Print each entry precisely; exclude the pictures.
● ● ● ● ● ● ●
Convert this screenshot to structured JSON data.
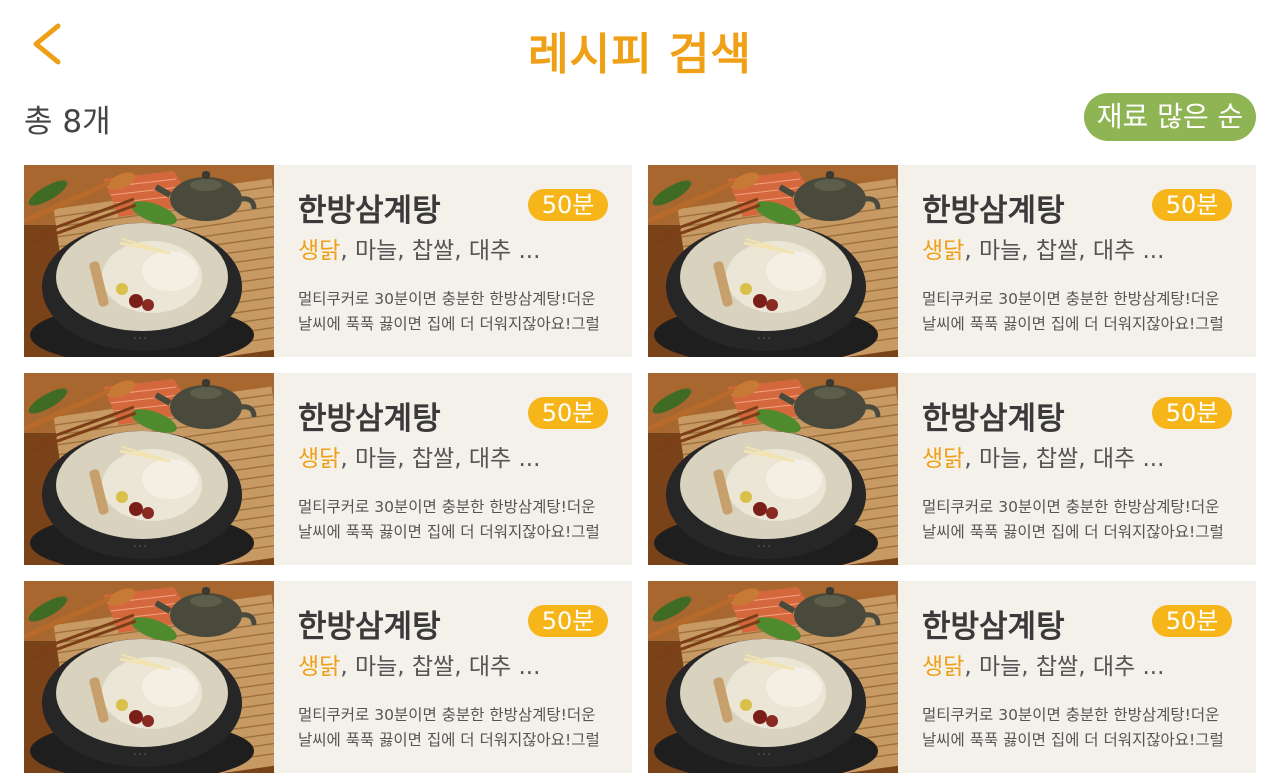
{
  "header": {
    "title": "레시피 검색",
    "back_icon": "chevron-left-icon"
  },
  "summary": {
    "count_label": "총 8개"
  },
  "sort": {
    "label": "재료 많은 순"
  },
  "colors": {
    "accent": "#f0a017",
    "badge": "#f6b61a",
    "sort_button": "#8fb453",
    "card_background": "#f4f0ea"
  },
  "recipes": [
    {
      "name": "한방삼계탕",
      "time": "50분",
      "main_ingredient": "생닭",
      "other_ingredients": ", 마늘, 찹쌀, 대추 ...",
      "description": "멀티쿠커로 30분이면 충분한 한방삼계탕!더운 날씨에 푹푹 끓이면 집에 더 더워지잖아요!그럴 때"
    },
    {
      "name": "한방삼계탕",
      "time": "50분",
      "main_ingredient": "생닭",
      "other_ingredients": ", 마늘, 찹쌀, 대추 ...",
      "description": "멀티쿠커로 30분이면 충분한 한방삼계탕!더운 날씨에 푹푹 끓이면 집에 더 더워지잖아요!그럴 때"
    },
    {
      "name": "한방삼계탕",
      "time": "50분",
      "main_ingredient": "생닭",
      "other_ingredients": ", 마늘, 찹쌀, 대추 ...",
      "description": "멀티쿠커로 30분이면 충분한 한방삼계탕!더운 날씨에 푹푹 끓이면 집에 더 더워지잖아요!그럴 때"
    },
    {
      "name": "한방삼계탕",
      "time": "50분",
      "main_ingredient": "생닭",
      "other_ingredients": ", 마늘, 찹쌀, 대추 ...",
      "description": "멀티쿠커로 30분이면 충분한 한방삼계탕!더운 날씨에 푹푹 끓이면 집에 더 더워지잖아요!그럴 때"
    },
    {
      "name": "한방삼계탕",
      "time": "50분",
      "main_ingredient": "생닭",
      "other_ingredients": ", 마늘, 찹쌀, 대추 ...",
      "description": "멀티쿠커로 30분이면 충분한 한방삼계탕!더운 날씨에 푹푹 끓이면 집에 더 더워지잖아요!그럴 때"
    },
    {
      "name": "한방삼계탕",
      "time": "50분",
      "main_ingredient": "생닭",
      "other_ingredients": ", 마늘, 찹쌀, 대추 ...",
      "description": "멀티쿠커로 30분이면 충분한 한방삼계탕!더운 날씨에 푹푹 끓이면 집에 더 더워지잖아요!그럴 때"
    }
  ]
}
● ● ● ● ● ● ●
Expected output ▸
Convert this screenshot to structured JSON data.
{
  "header": {
    "title": "레시피 검색",
    "back_icon": "chevron-left-icon"
  },
  "summary": {
    "count_label": "총 8개"
  },
  "sort": {
    "label": "재료 많은 순"
  },
  "colors": {
    "accent": "#f0a017",
    "badge": "#f6b61a",
    "sort_button": "#8fb453",
    "card_background": "#f4f0ea"
  },
  "recipes": [
    {
      "name": "한방삼계탕",
      "time": "50분",
      "main_ingredient": "생닭",
      "other_ingredients": ", 마늘, 찹쌀, 대추 ...",
      "description": "멀티쿠커로 30분이면 충분한 한방삼계탕!더운 날씨에 푹푹 끓이면 집에 더 더워지잖아요!그럴 때"
    },
    {
      "name": "한방삼계탕",
      "time": "50분",
      "main_ingredient": "생닭",
      "other_ingredients": ", 마늘, 찹쌀, 대추 ...",
      "description": "멀티쿠커로 30분이면 충분한 한방삼계탕!더운 날씨에 푹푹 끓이면 집에 더 더워지잖아요!그럴 때"
    },
    {
      "name": "한방삼계탕",
      "time": "50분",
      "main_ingredient": "생닭",
      "other_ingredients": ", 마늘, 찹쌀, 대추 ...",
      "description": "멀티쿠커로 30분이면 충분한 한방삼계탕!더운 날씨에 푹푹 끓이면 집에 더 더워지잖아요!그럴 때"
    },
    {
      "name": "한방삼계탕",
      "time": "50분",
      "main_ingredient": "생닭",
      "other_ingredients": ", 마늘, 찹쌀, 대추 ...",
      "description": "멀티쿠커로 30분이면 충분한 한방삼계탕!더운 날씨에 푹푹 끓이면 집에 더 더워지잖아요!그럴 때"
    },
    {
      "name": "한방삼계탕",
      "time": "50분",
      "main_ingredient": "생닭",
      "other_ingredients": ", 마늘, 찹쌀, 대추 ...",
      "description": "멀티쿠커로 30분이면 충분한 한방삼계탕!더운 날씨에 푹푹 끓이면 집에 더 더워지잖아요!그럴 때"
    },
    {
      "name": "한방삼계탕",
      "time": "50분",
      "main_ingredient": "생닭",
      "other_ingredients": ", 마늘, 찹쌀, 대추 ...",
      "description": "멀티쿠커로 30분이면 충분한 한방삼계탕!더운 날씨에 푹푹 끓이면 집에 더 더워지잖아요!그럴 때"
    }
  ]
}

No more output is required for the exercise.